→ Exercise objective:
A single figure is wanted: the count of lines below containing the string "Accreditation".

== Data records

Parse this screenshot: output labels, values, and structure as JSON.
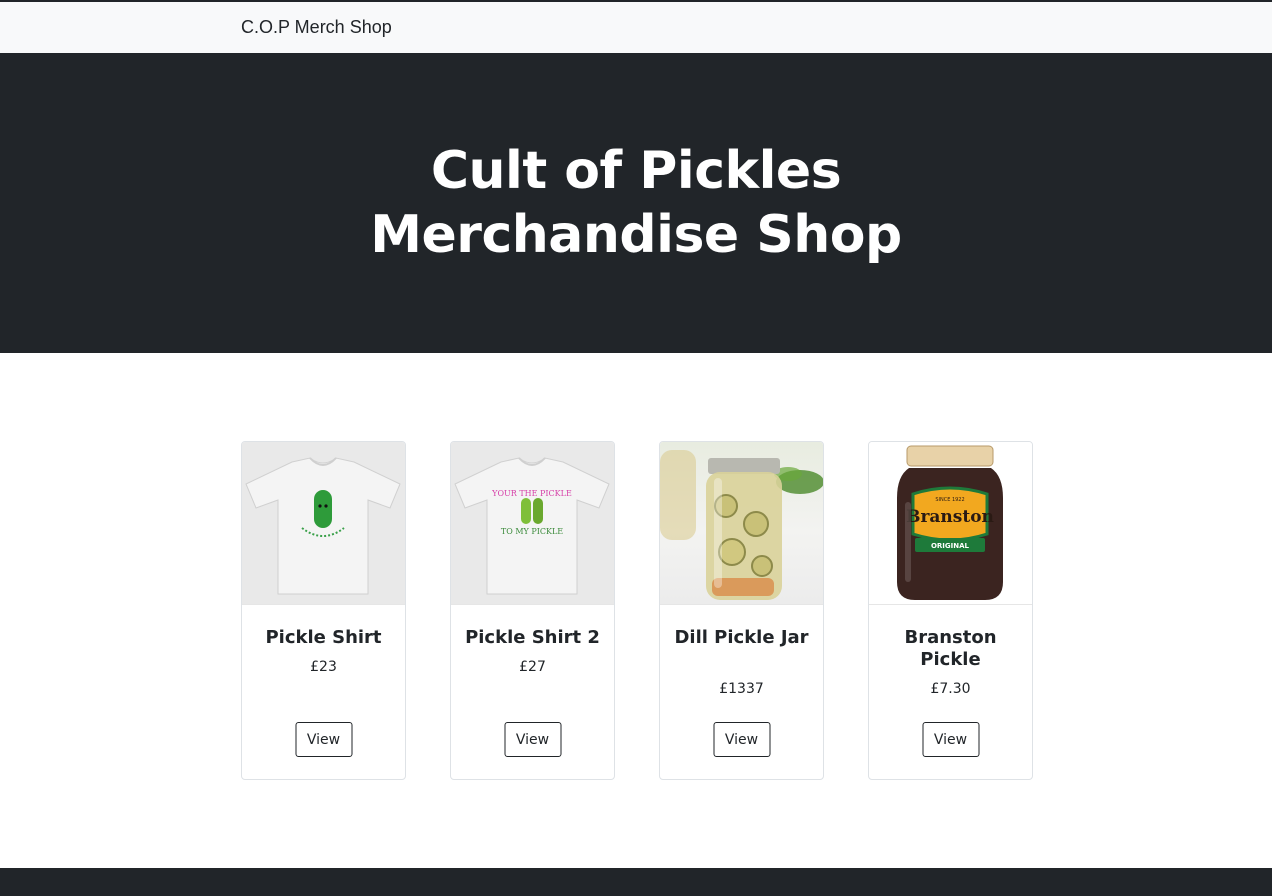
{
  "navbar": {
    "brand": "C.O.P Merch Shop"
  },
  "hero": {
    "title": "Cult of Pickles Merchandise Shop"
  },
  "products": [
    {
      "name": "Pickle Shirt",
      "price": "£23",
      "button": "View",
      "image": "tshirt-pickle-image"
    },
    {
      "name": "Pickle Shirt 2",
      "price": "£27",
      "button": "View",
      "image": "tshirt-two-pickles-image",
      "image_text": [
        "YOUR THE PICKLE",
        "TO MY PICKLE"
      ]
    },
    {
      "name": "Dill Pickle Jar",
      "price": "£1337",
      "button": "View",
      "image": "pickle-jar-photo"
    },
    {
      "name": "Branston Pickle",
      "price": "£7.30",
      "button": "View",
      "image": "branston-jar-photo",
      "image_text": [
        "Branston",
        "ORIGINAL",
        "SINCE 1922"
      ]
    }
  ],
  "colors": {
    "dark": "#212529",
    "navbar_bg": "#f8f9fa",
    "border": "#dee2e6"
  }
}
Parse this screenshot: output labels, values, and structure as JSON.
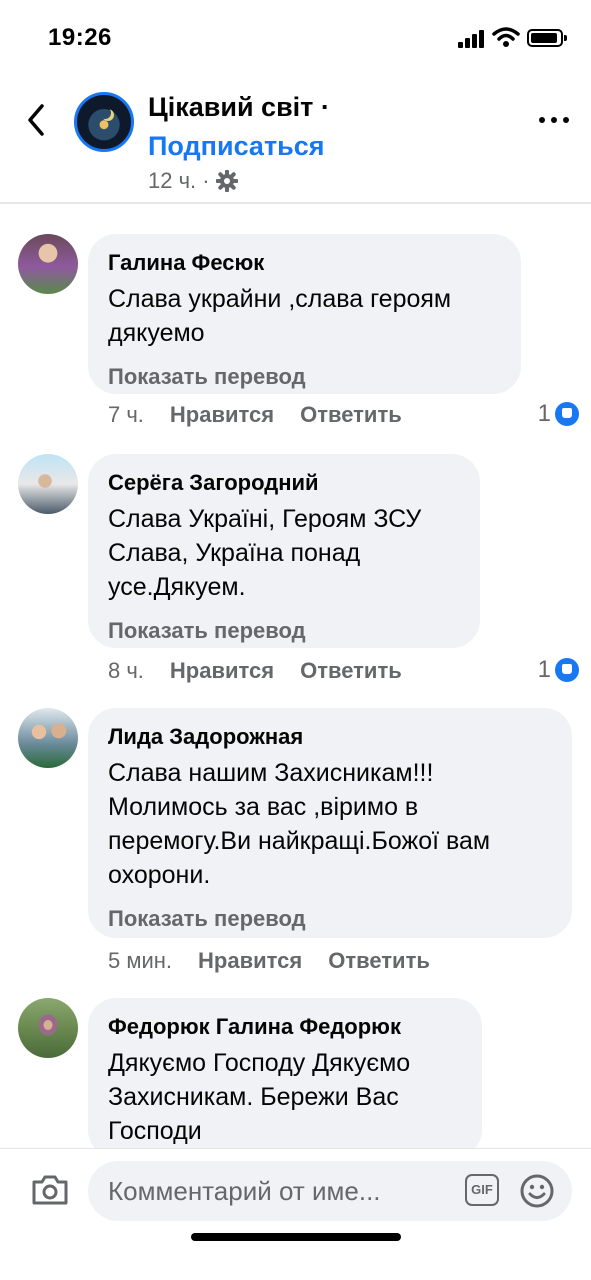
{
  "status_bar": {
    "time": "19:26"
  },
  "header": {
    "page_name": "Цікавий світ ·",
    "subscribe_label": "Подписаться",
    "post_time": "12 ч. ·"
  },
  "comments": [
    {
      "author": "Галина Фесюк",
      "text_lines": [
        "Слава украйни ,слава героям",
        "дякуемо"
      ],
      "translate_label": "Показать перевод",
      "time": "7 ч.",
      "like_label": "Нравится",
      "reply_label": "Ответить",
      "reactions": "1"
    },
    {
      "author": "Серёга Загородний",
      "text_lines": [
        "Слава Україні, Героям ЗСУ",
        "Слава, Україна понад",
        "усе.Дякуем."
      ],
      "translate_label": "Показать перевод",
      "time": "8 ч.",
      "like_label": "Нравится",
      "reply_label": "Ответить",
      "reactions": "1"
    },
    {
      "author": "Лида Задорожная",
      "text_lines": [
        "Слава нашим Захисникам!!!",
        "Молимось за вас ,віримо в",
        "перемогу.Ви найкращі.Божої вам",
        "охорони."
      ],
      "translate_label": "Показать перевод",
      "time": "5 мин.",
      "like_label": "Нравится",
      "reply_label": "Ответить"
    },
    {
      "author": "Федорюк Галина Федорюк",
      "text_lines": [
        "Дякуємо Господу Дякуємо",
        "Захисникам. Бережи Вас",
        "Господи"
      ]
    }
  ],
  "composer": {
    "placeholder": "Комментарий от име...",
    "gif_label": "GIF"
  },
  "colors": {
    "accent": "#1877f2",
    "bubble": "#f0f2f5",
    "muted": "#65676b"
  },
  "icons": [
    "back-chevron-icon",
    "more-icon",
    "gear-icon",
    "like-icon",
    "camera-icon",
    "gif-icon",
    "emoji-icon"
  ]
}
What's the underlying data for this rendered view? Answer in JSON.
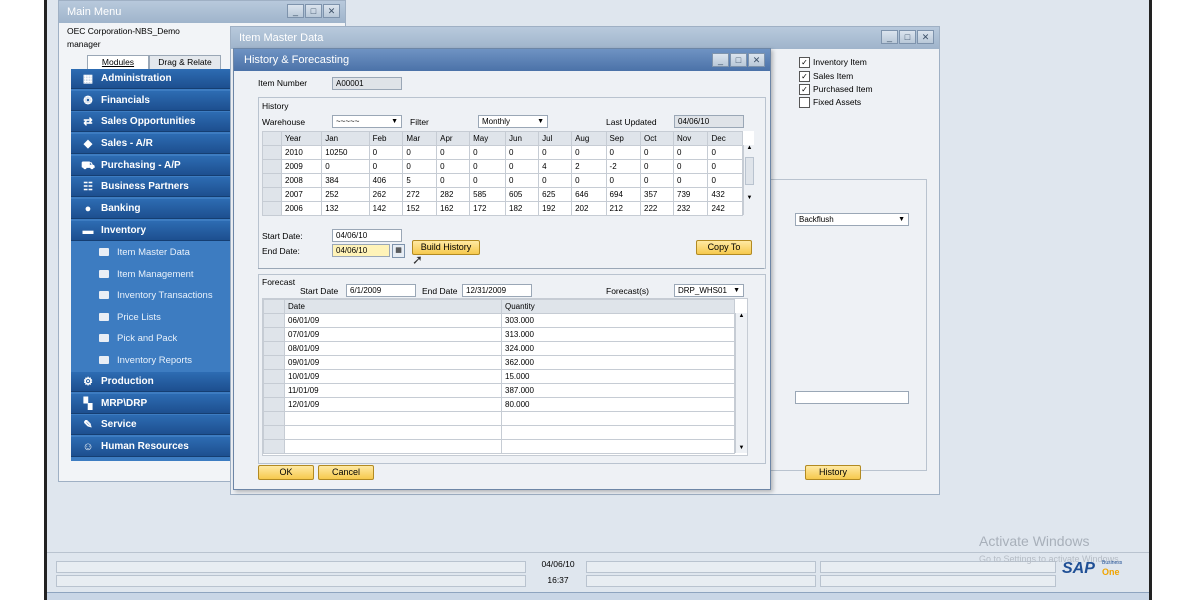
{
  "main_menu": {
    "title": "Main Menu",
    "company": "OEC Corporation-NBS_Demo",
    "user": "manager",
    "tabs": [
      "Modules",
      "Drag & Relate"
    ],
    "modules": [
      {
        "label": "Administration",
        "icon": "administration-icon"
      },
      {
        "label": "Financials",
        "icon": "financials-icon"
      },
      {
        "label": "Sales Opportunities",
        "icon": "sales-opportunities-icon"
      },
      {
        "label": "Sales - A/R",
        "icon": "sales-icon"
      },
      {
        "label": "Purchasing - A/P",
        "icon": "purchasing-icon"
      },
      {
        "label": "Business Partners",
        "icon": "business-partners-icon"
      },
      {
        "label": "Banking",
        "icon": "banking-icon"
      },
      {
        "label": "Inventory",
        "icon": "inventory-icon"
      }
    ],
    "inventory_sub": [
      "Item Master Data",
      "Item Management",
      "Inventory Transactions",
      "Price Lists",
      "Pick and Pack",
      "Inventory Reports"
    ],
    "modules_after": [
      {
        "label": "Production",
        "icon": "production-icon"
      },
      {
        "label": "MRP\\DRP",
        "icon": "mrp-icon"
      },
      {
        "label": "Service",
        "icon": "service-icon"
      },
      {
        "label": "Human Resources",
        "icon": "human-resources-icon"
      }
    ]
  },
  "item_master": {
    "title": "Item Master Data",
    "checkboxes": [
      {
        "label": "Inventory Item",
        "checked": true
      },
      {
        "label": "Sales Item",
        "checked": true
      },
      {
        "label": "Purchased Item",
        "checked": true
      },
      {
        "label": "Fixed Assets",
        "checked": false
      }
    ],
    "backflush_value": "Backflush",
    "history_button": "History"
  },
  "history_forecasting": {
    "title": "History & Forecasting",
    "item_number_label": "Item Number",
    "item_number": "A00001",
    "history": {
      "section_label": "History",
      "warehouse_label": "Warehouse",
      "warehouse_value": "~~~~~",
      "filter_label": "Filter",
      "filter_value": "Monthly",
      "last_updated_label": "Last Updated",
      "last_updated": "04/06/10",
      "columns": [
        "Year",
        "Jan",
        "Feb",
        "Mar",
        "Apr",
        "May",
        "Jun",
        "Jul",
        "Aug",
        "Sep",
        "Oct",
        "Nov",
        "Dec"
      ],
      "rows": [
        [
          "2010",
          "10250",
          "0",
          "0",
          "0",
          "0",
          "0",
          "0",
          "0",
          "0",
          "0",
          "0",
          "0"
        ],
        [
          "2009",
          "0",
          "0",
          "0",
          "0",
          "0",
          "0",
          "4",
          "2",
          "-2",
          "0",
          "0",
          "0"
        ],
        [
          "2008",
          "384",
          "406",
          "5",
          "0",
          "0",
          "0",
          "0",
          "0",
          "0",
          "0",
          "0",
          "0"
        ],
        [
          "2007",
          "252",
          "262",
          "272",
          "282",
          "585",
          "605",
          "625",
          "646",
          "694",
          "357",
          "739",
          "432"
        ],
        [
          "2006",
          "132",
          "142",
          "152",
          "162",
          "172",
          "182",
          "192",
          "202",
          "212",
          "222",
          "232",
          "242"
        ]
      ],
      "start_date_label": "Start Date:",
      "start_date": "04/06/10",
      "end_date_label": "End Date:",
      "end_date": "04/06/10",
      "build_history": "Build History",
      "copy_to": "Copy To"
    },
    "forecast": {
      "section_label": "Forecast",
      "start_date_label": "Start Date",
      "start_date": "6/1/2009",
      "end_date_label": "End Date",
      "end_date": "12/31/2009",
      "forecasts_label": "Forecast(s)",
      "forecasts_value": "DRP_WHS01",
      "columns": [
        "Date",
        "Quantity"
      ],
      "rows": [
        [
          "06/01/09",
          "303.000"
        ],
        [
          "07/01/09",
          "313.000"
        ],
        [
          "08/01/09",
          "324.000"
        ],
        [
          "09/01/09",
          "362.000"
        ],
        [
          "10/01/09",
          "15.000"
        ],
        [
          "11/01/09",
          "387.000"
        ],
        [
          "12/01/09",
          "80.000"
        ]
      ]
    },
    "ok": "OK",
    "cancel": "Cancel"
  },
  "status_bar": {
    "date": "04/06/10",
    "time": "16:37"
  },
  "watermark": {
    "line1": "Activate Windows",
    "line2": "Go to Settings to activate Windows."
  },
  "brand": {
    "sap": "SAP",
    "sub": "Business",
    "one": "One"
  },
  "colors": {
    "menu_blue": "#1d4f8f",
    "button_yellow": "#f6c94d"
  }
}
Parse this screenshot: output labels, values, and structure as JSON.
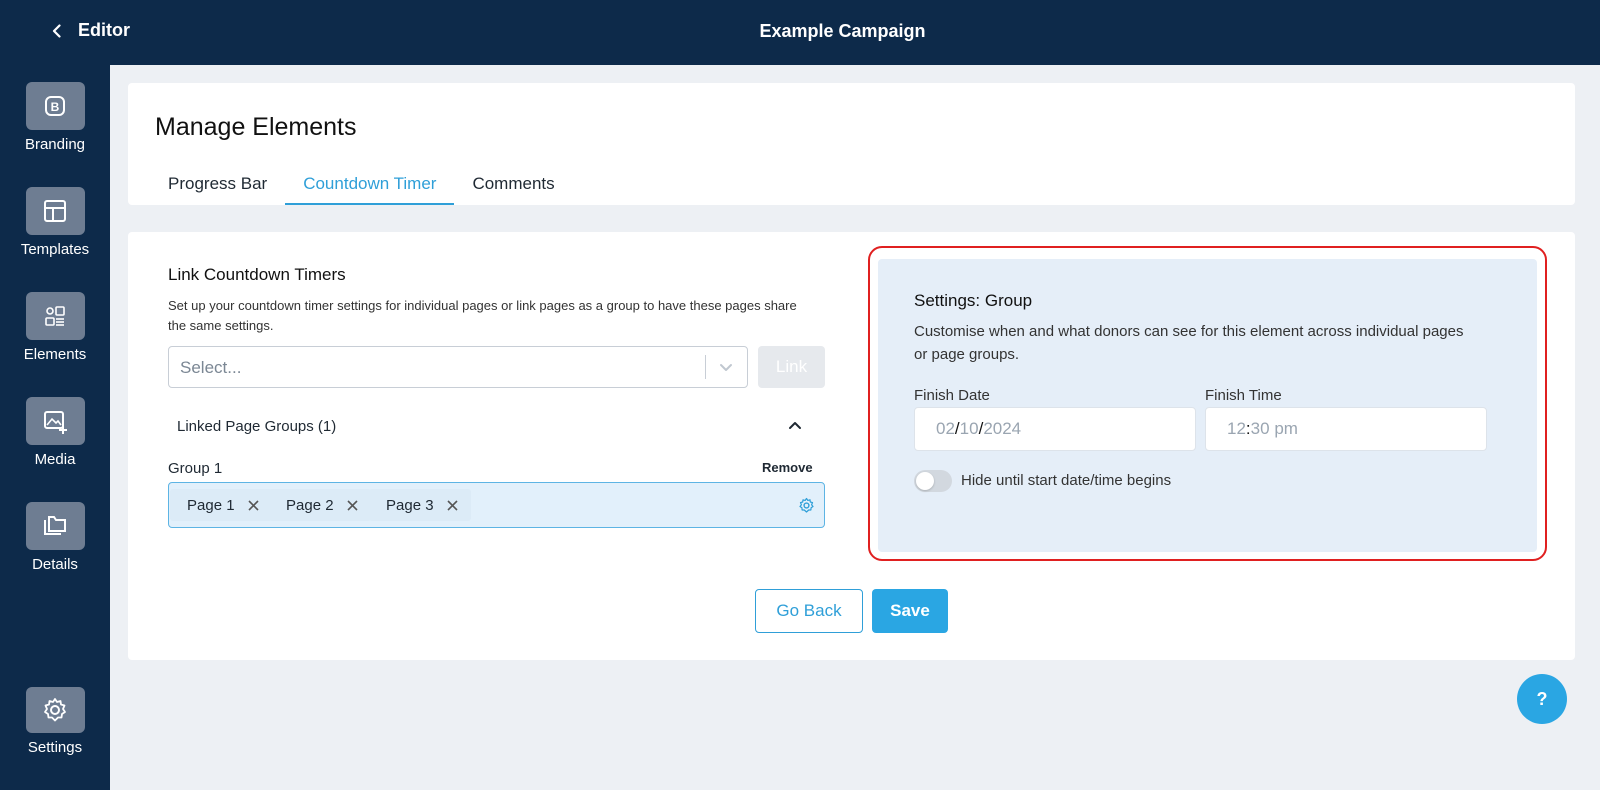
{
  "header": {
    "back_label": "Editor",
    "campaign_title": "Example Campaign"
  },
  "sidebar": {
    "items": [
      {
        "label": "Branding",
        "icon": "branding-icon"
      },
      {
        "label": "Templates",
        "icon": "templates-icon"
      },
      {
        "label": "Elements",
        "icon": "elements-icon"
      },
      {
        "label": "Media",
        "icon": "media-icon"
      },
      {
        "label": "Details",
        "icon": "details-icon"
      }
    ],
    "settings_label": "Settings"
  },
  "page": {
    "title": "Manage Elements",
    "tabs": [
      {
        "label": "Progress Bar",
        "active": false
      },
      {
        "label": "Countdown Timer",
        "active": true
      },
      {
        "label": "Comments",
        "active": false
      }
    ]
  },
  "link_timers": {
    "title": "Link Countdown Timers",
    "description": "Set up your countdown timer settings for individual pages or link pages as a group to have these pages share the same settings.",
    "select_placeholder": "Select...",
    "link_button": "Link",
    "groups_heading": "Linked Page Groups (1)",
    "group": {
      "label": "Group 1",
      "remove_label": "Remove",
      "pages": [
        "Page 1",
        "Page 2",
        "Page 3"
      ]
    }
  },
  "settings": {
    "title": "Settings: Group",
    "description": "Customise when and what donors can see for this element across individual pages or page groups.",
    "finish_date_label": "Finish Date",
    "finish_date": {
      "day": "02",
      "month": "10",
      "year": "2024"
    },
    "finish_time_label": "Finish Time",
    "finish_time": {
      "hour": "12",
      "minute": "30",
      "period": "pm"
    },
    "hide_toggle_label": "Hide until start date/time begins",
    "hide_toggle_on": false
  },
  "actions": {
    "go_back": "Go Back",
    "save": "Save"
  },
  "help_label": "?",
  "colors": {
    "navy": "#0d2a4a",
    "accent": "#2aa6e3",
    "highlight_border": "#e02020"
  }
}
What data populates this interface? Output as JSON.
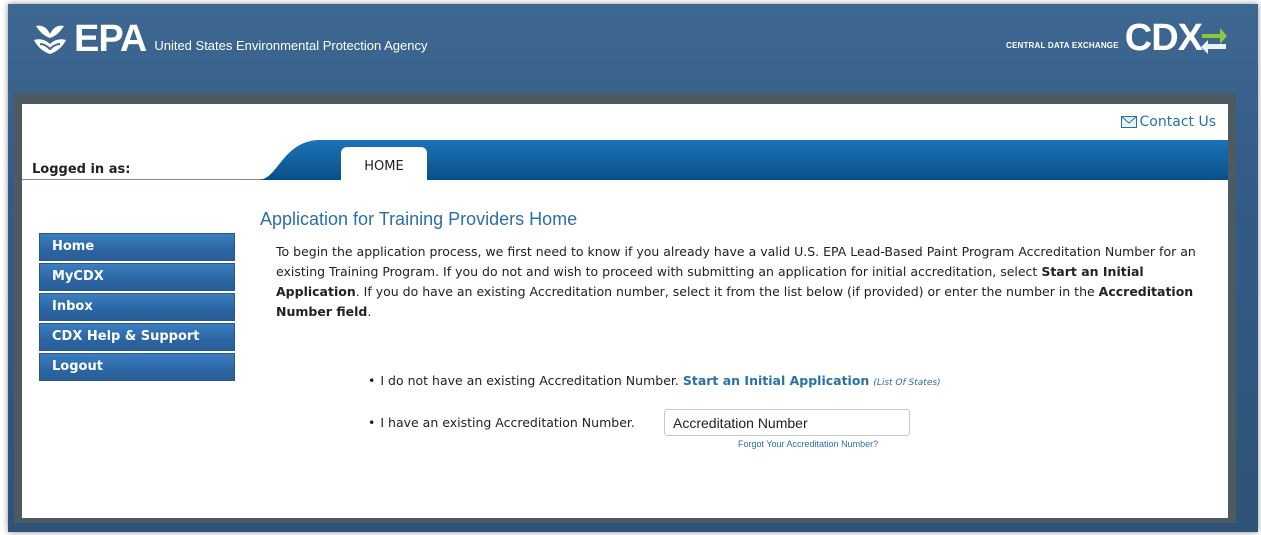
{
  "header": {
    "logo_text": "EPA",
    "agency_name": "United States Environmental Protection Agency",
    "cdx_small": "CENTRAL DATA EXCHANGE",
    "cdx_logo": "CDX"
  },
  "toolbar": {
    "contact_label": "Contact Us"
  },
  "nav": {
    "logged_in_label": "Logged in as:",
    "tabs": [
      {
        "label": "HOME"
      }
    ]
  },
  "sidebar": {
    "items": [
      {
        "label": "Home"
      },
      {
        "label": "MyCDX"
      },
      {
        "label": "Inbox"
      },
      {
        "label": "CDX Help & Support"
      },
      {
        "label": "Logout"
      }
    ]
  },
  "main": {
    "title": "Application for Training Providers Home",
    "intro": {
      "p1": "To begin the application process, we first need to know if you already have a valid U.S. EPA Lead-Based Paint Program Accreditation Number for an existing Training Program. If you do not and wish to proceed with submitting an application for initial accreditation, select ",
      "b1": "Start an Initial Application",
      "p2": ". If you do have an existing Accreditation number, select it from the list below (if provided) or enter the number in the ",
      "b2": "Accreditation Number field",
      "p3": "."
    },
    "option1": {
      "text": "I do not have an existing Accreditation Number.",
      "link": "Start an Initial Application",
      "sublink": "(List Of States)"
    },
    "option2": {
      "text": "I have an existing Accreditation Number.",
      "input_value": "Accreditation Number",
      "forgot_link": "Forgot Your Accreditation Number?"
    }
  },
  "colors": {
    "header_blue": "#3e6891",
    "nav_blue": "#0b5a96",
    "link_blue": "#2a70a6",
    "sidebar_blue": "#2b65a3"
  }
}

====

→ Completed exercise:
7